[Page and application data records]
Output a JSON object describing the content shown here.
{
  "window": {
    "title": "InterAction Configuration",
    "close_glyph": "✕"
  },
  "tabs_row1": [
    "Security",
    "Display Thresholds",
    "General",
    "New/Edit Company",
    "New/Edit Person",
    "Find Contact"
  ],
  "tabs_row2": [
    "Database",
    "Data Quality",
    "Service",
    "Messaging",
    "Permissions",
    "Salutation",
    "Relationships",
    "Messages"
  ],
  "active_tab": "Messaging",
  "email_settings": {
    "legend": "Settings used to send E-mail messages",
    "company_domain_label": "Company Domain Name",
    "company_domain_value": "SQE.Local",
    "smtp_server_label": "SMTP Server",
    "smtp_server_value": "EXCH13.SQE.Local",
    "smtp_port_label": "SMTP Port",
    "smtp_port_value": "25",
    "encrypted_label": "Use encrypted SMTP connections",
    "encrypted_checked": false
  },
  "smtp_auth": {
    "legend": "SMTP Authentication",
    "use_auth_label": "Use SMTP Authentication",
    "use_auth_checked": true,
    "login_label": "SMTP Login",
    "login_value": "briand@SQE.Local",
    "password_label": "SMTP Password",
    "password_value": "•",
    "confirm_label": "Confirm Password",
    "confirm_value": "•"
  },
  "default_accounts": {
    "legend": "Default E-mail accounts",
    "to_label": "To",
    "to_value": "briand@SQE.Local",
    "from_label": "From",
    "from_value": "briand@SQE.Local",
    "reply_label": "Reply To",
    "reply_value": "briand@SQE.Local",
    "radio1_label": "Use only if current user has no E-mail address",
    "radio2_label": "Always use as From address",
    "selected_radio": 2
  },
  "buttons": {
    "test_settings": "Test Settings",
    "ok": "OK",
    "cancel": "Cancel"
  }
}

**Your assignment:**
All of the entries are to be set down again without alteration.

**Result for this exercise:**
Output a JSON object describing the content shown here.
{
  "window": {
    "title": "InterAction Configuration",
    "close_glyph": "✕"
  },
  "tabs_row1": [
    "Security",
    "Display Thresholds",
    "General",
    "New/Edit Company",
    "New/Edit Person",
    "Find Contact"
  ],
  "tabs_row2": [
    "Database",
    "Data Quality",
    "Service",
    "Messaging",
    "Permissions",
    "Salutation",
    "Relationships",
    "Messages"
  ],
  "active_tab": "Messaging",
  "email_settings": {
    "legend": "Settings used to send E-mail messages",
    "company_domain_label": "Company Domain Name",
    "company_domain_value": "SQE.Local",
    "smtp_server_label": "SMTP Server",
    "smtp_server_value": "EXCH13.SQE.Local",
    "smtp_port_label": "SMTP Port",
    "smtp_port_value": "25",
    "encrypted_label": "Use encrypted SMTP connections",
    "encrypted_checked": false
  },
  "smtp_auth": {
    "legend": "SMTP Authentication",
    "use_auth_label": "Use SMTP Authentication",
    "use_auth_checked": true,
    "login_label": "SMTP Login",
    "login_value": "briand@SQE.Local",
    "password_label": "SMTP Password",
    "password_value": "•",
    "confirm_label": "Confirm Password",
    "confirm_value": "•"
  },
  "default_accounts": {
    "legend": "Default E-mail accounts",
    "to_label": "To",
    "to_value": "briand@SQE.Local",
    "from_label": "From",
    "from_value": "briand@SQE.Local",
    "reply_label": "Reply To",
    "reply_value": "briand@SQE.Local",
    "radio1_label": "Use only if current user has no E-mail address",
    "radio2_label": "Always use as From address",
    "selected_radio": 2
  },
  "buttons": {
    "test_settings": "Test Settings",
    "ok": "OK",
    "cancel": "Cancel"
  }
}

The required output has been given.